— Assignment —
Write the records out again, unchanged.

——————————

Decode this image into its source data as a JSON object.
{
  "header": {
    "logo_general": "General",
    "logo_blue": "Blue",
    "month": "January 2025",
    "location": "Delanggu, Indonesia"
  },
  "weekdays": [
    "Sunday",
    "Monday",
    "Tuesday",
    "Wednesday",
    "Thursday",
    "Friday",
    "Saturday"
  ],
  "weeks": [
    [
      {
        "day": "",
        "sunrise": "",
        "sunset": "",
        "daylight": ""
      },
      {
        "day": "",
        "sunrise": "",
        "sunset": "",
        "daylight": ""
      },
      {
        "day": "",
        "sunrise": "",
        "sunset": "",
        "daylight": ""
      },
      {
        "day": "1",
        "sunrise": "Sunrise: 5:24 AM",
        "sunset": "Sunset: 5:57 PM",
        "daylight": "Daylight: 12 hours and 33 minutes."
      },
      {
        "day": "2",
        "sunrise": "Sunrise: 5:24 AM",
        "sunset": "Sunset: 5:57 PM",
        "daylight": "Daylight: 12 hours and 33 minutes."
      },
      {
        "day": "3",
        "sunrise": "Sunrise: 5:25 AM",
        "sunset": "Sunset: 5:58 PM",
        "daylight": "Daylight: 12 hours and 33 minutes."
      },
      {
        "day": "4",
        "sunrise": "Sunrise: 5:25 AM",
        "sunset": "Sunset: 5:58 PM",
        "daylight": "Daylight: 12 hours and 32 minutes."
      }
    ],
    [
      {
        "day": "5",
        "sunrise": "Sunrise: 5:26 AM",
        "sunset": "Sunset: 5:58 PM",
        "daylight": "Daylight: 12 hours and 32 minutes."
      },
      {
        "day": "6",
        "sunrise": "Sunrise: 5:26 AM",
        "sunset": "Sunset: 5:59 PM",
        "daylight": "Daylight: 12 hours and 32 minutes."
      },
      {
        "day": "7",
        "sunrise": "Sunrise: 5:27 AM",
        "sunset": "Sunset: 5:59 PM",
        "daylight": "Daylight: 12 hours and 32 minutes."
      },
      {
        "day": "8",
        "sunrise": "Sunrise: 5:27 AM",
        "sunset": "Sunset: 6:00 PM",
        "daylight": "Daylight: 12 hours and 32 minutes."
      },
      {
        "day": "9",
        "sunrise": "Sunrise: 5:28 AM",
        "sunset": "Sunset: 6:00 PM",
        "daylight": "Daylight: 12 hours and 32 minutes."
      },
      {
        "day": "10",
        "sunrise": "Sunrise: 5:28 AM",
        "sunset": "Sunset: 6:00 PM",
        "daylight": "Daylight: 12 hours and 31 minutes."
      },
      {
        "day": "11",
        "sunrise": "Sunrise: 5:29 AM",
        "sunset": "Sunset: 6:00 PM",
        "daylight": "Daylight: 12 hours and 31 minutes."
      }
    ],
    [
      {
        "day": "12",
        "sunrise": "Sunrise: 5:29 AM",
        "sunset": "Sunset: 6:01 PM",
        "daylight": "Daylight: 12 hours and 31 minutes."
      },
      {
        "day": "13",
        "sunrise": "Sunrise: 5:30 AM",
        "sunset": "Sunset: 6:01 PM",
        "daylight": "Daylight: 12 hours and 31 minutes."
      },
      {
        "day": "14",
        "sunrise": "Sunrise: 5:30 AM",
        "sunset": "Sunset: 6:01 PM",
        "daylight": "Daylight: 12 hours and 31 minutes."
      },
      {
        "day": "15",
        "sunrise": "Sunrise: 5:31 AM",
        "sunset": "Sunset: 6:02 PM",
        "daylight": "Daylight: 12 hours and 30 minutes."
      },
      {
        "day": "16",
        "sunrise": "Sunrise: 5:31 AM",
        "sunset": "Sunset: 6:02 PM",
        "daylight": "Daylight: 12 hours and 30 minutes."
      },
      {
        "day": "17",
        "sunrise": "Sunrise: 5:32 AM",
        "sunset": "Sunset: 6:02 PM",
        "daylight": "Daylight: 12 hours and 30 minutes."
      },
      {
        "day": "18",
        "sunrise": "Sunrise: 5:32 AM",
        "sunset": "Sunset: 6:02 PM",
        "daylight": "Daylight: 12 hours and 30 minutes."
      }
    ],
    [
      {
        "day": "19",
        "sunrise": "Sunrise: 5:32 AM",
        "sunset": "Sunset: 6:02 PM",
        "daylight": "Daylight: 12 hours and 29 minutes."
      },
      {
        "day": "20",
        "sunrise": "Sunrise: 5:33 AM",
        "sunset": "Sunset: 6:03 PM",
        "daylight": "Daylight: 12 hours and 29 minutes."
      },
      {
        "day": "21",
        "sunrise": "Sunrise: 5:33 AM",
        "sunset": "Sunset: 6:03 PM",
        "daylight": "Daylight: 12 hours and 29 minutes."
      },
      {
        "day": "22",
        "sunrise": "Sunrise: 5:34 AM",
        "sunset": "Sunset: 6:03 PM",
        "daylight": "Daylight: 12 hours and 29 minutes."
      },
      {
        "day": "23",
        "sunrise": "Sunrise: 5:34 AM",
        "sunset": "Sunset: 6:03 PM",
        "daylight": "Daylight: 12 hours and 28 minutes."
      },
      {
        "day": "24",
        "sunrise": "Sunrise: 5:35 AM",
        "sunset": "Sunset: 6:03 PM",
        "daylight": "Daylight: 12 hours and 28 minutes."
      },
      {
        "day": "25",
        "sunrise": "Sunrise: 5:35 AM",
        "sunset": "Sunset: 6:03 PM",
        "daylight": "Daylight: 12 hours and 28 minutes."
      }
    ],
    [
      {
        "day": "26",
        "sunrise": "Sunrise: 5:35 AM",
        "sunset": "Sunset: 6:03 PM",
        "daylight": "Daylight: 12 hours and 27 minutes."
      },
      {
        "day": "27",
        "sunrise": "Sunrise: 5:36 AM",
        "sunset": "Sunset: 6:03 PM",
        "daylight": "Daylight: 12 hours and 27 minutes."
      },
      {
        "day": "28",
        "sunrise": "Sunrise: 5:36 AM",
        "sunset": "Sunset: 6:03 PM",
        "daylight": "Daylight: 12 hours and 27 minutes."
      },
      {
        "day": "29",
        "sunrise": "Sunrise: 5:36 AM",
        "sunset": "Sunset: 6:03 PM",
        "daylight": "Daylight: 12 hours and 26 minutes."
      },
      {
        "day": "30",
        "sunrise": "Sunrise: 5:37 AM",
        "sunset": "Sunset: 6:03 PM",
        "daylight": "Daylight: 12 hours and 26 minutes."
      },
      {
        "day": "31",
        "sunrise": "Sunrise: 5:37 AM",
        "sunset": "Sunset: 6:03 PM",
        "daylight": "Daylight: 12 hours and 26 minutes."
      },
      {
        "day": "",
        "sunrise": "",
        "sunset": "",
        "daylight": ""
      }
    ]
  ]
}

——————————

— Task answer —
Decode this image into its source data as a JSON object.
{
  "header": {
    "logo_general": "General",
    "logo_blue": "Blue",
    "month": "January 2025",
    "location": "Delanggu, Indonesia"
  },
  "weekdays": [
    "Sunday",
    "Monday",
    "Tuesday",
    "Wednesday",
    "Thursday",
    "Friday",
    "Saturday"
  ],
  "weeks": [
    [
      {
        "day": "",
        "sunrise": "",
        "sunset": "",
        "daylight": ""
      },
      {
        "day": "",
        "sunrise": "",
        "sunset": "",
        "daylight": ""
      },
      {
        "day": "",
        "sunrise": "",
        "sunset": "",
        "daylight": ""
      },
      {
        "day": "1",
        "sunrise": "Sunrise: 5:24 AM",
        "sunset": "Sunset: 5:57 PM",
        "daylight": "Daylight: 12 hours and 33 minutes."
      },
      {
        "day": "2",
        "sunrise": "Sunrise: 5:24 AM",
        "sunset": "Sunset: 5:57 PM",
        "daylight": "Daylight: 12 hours and 33 minutes."
      },
      {
        "day": "3",
        "sunrise": "Sunrise: 5:25 AM",
        "sunset": "Sunset: 5:58 PM",
        "daylight": "Daylight: 12 hours and 33 minutes."
      },
      {
        "day": "4",
        "sunrise": "Sunrise: 5:25 AM",
        "sunset": "Sunset: 5:58 PM",
        "daylight": "Daylight: 12 hours and 32 minutes."
      }
    ],
    [
      {
        "day": "5",
        "sunrise": "Sunrise: 5:26 AM",
        "sunset": "Sunset: 5:58 PM",
        "daylight": "Daylight: 12 hours and 32 minutes."
      },
      {
        "day": "6",
        "sunrise": "Sunrise: 5:26 AM",
        "sunset": "Sunset: 5:59 PM",
        "daylight": "Daylight: 12 hours and 32 minutes."
      },
      {
        "day": "7",
        "sunrise": "Sunrise: 5:27 AM",
        "sunset": "Sunset: 5:59 PM",
        "daylight": "Daylight: 12 hours and 32 minutes."
      },
      {
        "day": "8",
        "sunrise": "Sunrise: 5:27 AM",
        "sunset": "Sunset: 6:00 PM",
        "daylight": "Daylight: 12 hours and 32 minutes."
      },
      {
        "day": "9",
        "sunrise": "Sunrise: 5:28 AM",
        "sunset": "Sunset: 6:00 PM",
        "daylight": "Daylight: 12 hours and 32 minutes."
      },
      {
        "day": "10",
        "sunrise": "Sunrise: 5:28 AM",
        "sunset": "Sunset: 6:00 PM",
        "daylight": "Daylight: 12 hours and 31 minutes."
      },
      {
        "day": "11",
        "sunrise": "Sunrise: 5:29 AM",
        "sunset": "Sunset: 6:00 PM",
        "daylight": "Daylight: 12 hours and 31 minutes."
      }
    ],
    [
      {
        "day": "12",
        "sunrise": "Sunrise: 5:29 AM",
        "sunset": "Sunset: 6:01 PM",
        "daylight": "Daylight: 12 hours and 31 minutes."
      },
      {
        "day": "13",
        "sunrise": "Sunrise: 5:30 AM",
        "sunset": "Sunset: 6:01 PM",
        "daylight": "Daylight: 12 hours and 31 minutes."
      },
      {
        "day": "14",
        "sunrise": "Sunrise: 5:30 AM",
        "sunset": "Sunset: 6:01 PM",
        "daylight": "Daylight: 12 hours and 31 minutes."
      },
      {
        "day": "15",
        "sunrise": "Sunrise: 5:31 AM",
        "sunset": "Sunset: 6:02 PM",
        "daylight": "Daylight: 12 hours and 30 minutes."
      },
      {
        "day": "16",
        "sunrise": "Sunrise: 5:31 AM",
        "sunset": "Sunset: 6:02 PM",
        "daylight": "Daylight: 12 hours and 30 minutes."
      },
      {
        "day": "17",
        "sunrise": "Sunrise: 5:32 AM",
        "sunset": "Sunset: 6:02 PM",
        "daylight": "Daylight: 12 hours and 30 minutes."
      },
      {
        "day": "18",
        "sunrise": "Sunrise: 5:32 AM",
        "sunset": "Sunset: 6:02 PM",
        "daylight": "Daylight: 12 hours and 30 minutes."
      }
    ],
    [
      {
        "day": "19",
        "sunrise": "Sunrise: 5:32 AM",
        "sunset": "Sunset: 6:02 PM",
        "daylight": "Daylight: 12 hours and 29 minutes."
      },
      {
        "day": "20",
        "sunrise": "Sunrise: 5:33 AM",
        "sunset": "Sunset: 6:03 PM",
        "daylight": "Daylight: 12 hours and 29 minutes."
      },
      {
        "day": "21",
        "sunrise": "Sunrise: 5:33 AM",
        "sunset": "Sunset: 6:03 PM",
        "daylight": "Daylight: 12 hours and 29 minutes."
      },
      {
        "day": "22",
        "sunrise": "Sunrise: 5:34 AM",
        "sunset": "Sunset: 6:03 PM",
        "daylight": "Daylight: 12 hours and 29 minutes."
      },
      {
        "day": "23",
        "sunrise": "Sunrise: 5:34 AM",
        "sunset": "Sunset: 6:03 PM",
        "daylight": "Daylight: 12 hours and 28 minutes."
      },
      {
        "day": "24",
        "sunrise": "Sunrise: 5:35 AM",
        "sunset": "Sunset: 6:03 PM",
        "daylight": "Daylight: 12 hours and 28 minutes."
      },
      {
        "day": "25",
        "sunrise": "Sunrise: 5:35 AM",
        "sunset": "Sunset: 6:03 PM",
        "daylight": "Daylight: 12 hours and 28 minutes."
      }
    ],
    [
      {
        "day": "26",
        "sunrise": "Sunrise: 5:35 AM",
        "sunset": "Sunset: 6:03 PM",
        "daylight": "Daylight: 12 hours and 27 minutes."
      },
      {
        "day": "27",
        "sunrise": "Sunrise: 5:36 AM",
        "sunset": "Sunset: 6:03 PM",
        "daylight": "Daylight: 12 hours and 27 minutes."
      },
      {
        "day": "28",
        "sunrise": "Sunrise: 5:36 AM",
        "sunset": "Sunset: 6:03 PM",
        "daylight": "Daylight: 12 hours and 27 minutes."
      },
      {
        "day": "29",
        "sunrise": "Sunrise: 5:36 AM",
        "sunset": "Sunset: 6:03 PM",
        "daylight": "Daylight: 12 hours and 26 minutes."
      },
      {
        "day": "30",
        "sunrise": "Sunrise: 5:37 AM",
        "sunset": "Sunset: 6:03 PM",
        "daylight": "Daylight: 12 hours and 26 minutes."
      },
      {
        "day": "31",
        "sunrise": "Sunrise: 5:37 AM",
        "sunset": "Sunset: 6:03 PM",
        "daylight": "Daylight: 12 hours and 26 minutes."
      },
      {
        "day": "",
        "sunrise": "",
        "sunset": "",
        "daylight": ""
      }
    ]
  ]
}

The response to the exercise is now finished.